(Beginning of Study material)

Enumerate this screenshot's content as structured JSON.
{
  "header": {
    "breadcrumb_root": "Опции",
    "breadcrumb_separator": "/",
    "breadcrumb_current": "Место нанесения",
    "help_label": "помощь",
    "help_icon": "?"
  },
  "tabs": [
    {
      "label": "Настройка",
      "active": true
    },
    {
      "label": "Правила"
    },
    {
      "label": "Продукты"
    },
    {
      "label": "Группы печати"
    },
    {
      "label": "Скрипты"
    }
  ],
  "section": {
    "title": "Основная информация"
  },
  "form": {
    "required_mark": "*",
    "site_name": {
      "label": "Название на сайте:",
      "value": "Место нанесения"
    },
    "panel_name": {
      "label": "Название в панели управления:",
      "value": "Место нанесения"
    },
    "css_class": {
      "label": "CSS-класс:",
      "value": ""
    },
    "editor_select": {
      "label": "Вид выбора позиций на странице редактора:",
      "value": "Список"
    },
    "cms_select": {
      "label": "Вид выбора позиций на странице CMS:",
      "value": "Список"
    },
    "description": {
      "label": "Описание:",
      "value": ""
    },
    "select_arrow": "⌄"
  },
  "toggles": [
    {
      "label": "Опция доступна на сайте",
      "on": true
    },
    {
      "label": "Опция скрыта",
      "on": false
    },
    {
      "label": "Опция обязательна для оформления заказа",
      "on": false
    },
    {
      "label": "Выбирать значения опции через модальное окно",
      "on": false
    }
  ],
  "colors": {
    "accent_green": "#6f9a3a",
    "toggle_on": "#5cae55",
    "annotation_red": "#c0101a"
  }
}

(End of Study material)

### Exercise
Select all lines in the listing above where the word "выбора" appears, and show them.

### Exercise solution
      "label": "Вид выбора позиций на странице редактора:",
      "label": "Вид выбора позиций на странице CMS:",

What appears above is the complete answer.